In 2010 the United Nations established World Interfaith Harmony Week “to promote harmony between all people regardless of their faith.” The Rev. Jeffrey Spencer, current TCIC president and senior pastor of Niles Discovery Church says, “TCIC has sponsored events to create harmony, understanding, appreciation, and respect for all people from all faiths and no faiths for over 30 years. At this event people may ask questions to gain knowledge and appreciation of religious practices and beliefs. They can also gain skills for having difficult conversations. Our theme is ‘Braving Harmony Across Those Divides’ and we’ll focus on the divides that have caused families communities to fall apart. Many people wish they knew how to have these conversations effectively, and we think this event will help.”
At the event, people can visit information tables on many faith traditions and enjoy food that people bring to share. The faiths include Baha'i, Thai Buddhist, Christian Science, Episcopal, Muslim, Jewish, Roman Catholic, Sikh, Unitarian Universalist, and Protestant.
Beginning at 1:30 p.m., Jessy Zapanta, Director of Programs and Partnerships at the Oakland Peace Center and co-founder of Dharma in Motion Sangha at East Bay Meditation Center, will teach ways to create a safe space for listening, compassion, harmony, and justice making. Jessy will offer paths for engaging in conversations that allow conflicting perspectives on race, religion, homelessness, immigration, gender, sexuality, politics, violence, and climate change. There will be time to identify and explore communication and conflict styles, common ground, and areas to stretch and grow.
Born in the Bay area, Jessy is an experienced community builder, advocate for youth, and workshop facilitator in meditation, movement, counseling, and community building.
During a break, there will be time to eat, visit information tables, or learn music with guest musicians: Rabbi Tsvi Bar-David, Rashid Patch, Soni Kaur, and Manjeev Singh. At 3:30 pm, the closing Harmony Celebration will lift up the day’s highlights and feature music led by our guest musicians from the Jewish, Muslim, and Sikh traditions.

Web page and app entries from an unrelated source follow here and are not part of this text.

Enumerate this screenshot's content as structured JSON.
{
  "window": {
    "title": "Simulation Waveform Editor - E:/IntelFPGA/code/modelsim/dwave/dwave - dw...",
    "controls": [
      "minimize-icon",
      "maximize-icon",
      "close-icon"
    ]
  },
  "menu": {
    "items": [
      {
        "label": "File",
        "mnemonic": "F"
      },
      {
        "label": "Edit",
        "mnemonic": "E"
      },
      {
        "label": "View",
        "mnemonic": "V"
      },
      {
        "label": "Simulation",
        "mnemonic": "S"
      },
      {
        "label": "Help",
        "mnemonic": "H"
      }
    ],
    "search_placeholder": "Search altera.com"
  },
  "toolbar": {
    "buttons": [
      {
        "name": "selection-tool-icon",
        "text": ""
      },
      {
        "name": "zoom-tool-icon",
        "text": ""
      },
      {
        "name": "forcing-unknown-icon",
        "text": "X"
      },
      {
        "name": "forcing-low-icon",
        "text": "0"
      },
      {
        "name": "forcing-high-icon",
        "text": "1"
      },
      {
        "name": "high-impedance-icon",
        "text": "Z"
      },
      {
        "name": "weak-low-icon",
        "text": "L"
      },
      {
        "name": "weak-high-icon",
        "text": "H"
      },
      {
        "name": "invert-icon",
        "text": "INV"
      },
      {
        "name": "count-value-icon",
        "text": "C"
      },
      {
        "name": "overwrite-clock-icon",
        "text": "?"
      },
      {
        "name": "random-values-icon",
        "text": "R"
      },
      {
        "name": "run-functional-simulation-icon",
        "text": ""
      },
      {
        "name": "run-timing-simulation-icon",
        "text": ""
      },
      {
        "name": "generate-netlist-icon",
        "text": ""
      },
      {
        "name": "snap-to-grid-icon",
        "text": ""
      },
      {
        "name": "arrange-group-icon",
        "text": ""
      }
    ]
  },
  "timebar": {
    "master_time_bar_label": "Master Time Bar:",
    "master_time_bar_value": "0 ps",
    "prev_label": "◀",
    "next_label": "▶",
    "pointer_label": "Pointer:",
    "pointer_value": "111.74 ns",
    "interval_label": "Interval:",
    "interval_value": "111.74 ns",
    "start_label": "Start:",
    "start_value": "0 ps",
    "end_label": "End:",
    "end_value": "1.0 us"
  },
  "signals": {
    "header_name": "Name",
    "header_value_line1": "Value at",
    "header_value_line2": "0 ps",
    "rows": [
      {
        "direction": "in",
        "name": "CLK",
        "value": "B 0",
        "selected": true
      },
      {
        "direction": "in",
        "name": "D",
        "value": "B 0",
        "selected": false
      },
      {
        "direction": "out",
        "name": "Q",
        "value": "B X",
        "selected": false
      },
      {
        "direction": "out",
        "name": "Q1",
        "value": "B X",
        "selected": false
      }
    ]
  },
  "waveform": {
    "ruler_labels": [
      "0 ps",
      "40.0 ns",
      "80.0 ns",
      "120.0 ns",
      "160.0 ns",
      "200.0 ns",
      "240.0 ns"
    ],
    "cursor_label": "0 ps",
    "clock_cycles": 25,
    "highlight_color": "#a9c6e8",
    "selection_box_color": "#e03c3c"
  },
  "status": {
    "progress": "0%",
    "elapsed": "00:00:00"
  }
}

The public is encouraged to come, whether this is the first interfaith experience or their hundredth. Participants are encouraged to bring food to share so that all may enjoy the rich religious and cultural diversity of the Tri-Cities. Children are welcome and need to stay with their guardians.
Moina Shaiq, co-chairperson and founder of “Meet a Muslim,” says, “I wish every community had this kind of event with so many faith traditions; we are very fortunate. The world wouldn’t be at war if there were more communities like ours. We need to keep proving that we can all coexist. All major faiths teach us to live in harmony. It’s the golden rule: treat others the way you want to be treated.”
Upcoming special events sponsored by (or co-sponsored by) the Tri-City Interfaith Council.